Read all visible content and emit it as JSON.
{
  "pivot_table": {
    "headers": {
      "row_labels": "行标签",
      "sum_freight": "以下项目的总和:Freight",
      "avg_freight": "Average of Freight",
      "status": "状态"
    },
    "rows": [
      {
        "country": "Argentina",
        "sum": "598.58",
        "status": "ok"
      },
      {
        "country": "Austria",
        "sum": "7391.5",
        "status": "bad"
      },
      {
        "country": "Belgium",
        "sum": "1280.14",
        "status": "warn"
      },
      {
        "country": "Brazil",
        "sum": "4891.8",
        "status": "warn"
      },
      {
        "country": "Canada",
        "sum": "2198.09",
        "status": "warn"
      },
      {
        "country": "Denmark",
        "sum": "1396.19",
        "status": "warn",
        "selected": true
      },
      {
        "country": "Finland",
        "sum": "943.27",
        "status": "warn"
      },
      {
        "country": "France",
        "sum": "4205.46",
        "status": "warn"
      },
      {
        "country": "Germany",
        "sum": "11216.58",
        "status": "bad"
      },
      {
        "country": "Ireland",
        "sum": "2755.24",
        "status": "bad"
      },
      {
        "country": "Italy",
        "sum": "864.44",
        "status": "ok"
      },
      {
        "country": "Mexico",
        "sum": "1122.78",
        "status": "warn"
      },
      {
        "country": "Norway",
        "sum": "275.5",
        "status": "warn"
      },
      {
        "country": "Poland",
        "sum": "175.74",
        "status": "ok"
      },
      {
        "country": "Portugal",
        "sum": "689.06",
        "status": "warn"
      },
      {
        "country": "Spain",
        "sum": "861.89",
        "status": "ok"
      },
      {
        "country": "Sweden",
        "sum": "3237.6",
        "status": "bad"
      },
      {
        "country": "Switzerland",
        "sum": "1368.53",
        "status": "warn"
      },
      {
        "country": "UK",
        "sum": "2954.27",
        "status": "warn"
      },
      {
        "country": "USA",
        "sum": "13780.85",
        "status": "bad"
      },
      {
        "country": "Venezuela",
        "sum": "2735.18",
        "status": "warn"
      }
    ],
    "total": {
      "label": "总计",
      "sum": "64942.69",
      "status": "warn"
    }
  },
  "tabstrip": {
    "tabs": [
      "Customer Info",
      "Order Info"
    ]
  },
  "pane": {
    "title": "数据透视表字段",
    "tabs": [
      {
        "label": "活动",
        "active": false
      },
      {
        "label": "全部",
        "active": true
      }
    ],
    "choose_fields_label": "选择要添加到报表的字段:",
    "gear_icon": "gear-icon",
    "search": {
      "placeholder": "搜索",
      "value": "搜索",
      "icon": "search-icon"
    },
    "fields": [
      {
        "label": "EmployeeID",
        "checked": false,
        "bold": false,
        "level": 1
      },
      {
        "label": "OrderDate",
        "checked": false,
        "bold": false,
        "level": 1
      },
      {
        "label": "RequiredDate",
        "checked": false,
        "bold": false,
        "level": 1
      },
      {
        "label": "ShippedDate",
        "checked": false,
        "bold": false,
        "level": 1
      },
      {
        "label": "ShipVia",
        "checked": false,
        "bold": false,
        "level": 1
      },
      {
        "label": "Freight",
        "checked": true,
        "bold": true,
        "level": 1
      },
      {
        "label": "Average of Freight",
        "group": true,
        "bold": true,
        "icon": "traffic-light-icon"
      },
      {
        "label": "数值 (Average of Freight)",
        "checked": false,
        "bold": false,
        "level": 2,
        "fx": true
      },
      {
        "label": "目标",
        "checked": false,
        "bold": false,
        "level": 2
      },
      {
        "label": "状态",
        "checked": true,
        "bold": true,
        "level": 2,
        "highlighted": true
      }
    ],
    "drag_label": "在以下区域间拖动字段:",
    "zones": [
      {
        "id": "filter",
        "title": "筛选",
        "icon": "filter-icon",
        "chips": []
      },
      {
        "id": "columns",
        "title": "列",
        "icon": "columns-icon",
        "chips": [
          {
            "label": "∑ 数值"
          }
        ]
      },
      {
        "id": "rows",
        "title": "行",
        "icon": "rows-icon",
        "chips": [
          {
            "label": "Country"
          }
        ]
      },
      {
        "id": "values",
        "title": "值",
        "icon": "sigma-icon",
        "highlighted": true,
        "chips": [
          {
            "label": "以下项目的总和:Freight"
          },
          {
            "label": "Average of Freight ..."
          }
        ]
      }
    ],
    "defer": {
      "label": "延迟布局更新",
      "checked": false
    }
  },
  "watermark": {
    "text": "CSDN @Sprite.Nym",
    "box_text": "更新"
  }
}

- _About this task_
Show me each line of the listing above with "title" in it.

- _Completed task_
    "title": "数据透视表字段",
        "title": "筛选",
        "title": "列",
        "title": "行",
        "title": "值",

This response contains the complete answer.